The U.S. Supreme Court has overturned Roe v. Wade and Planned Parenthood v. Casey, upending decades of legal precedent in the United States and allowing states to enact full abortion bans. But in Mississippi, some abortions will remain legal until a 2007 trigger law goes into effect, likely in early July.
A new Centers for Disease Control report confirms that Mississippi still leads the nation in preterm births. In 2021, just under 15% of all births in the state were pre-term. Only around 11% of all births were classified as “late preterm,” giving Mississippi the highest rate of moderate or early preterm births as well.
Dr. Daniel Edney told the Mississippi Free Press that his letters in defense of the Confederacy represented the perspective of a “young man with … very little experience of the real world, and a very limited knowledge of how others felt,” and that “over the last 20 to 25 years, God has placed me on a different path.”
After nearly 15 years at the Mississippi State Department of Health, State Health Officer Thomas Dobbs is stepping down at the end of July, marking an end to a long career in public health capped off with the pandemic of the century.
The widely respected Jackson Heart Study began in 2000 with the recruitment of more than 5,000 African Americans from the Jackson metro area who have since undergone comprehensive health screenings at intervals to generate data for research purposes.

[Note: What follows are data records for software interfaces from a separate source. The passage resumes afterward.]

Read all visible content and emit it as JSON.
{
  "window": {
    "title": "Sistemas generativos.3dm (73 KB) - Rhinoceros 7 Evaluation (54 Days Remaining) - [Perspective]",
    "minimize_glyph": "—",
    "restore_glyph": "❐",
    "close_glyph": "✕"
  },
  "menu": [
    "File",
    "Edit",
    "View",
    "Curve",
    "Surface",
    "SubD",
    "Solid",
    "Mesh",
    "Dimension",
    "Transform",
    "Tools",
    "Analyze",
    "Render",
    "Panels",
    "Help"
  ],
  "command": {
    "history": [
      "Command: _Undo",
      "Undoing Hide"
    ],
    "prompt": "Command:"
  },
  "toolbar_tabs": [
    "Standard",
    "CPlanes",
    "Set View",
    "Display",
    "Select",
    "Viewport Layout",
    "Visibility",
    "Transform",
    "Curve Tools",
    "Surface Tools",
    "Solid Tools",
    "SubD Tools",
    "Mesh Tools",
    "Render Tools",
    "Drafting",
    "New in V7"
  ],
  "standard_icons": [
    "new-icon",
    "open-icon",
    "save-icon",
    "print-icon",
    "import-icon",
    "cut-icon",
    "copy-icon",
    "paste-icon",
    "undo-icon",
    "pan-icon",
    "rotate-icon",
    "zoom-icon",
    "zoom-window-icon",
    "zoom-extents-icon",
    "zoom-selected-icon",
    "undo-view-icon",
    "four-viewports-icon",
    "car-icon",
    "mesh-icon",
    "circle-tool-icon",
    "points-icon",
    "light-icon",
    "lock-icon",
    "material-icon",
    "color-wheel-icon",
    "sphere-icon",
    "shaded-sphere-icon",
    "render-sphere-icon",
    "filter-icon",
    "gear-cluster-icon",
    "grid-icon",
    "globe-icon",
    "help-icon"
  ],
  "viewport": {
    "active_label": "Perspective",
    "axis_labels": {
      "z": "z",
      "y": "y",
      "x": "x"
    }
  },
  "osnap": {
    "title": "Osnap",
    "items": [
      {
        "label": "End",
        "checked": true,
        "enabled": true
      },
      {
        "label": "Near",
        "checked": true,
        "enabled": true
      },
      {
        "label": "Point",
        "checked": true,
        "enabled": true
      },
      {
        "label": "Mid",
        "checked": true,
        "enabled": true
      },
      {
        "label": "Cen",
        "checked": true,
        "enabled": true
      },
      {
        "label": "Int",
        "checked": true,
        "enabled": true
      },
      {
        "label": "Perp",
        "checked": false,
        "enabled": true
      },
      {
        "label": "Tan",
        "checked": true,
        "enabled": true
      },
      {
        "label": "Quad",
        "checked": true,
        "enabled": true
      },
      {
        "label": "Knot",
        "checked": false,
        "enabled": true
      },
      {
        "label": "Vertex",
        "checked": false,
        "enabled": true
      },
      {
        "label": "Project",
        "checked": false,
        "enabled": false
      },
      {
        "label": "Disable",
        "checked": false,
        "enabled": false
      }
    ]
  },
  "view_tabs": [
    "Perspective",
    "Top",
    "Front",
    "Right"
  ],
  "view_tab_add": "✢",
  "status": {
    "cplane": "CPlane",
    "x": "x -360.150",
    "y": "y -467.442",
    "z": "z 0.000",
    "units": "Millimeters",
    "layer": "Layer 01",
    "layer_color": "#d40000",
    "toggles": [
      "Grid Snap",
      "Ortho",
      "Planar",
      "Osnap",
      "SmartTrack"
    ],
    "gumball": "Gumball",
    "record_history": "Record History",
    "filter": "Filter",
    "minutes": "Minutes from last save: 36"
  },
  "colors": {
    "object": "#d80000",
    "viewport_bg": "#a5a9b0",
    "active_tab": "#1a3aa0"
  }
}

Found dead on the side of a road in South Jackson, Tramaine Green was one of 128 homicides in Jackson in 2020. In her overview introducing the Hinds County chapter of our “(In)Equity and Resilience: Black Women Women and Systemic Barriers” collaboration with the Jackson Advocate, reporter Aliyah Veal tells one family’s story of navigating COVID-19, gun violence and being ignored by police through the pandemic—and the pandemic-magnified causes of crime and inequities that have long affected their path to success.
A one-year-old in Laurel, Miss., had a blood lead level that was too high, which led Mississippi health officials to visit the city in Jones County in 2015. The child’s blood lead level of 43µg/dL was close to the 45µg/dL level that would have required urgent medical attention.
In two lawsuits New York-based attorney Corey Stern filed in October 2021 at the U.S. District Court for the Southern District of Mississippi, plaintiffs seek $3 billion in damages due to claims about effects of lead in the water in Jackson, Miss., and public officials’ negligence about doing anything about it.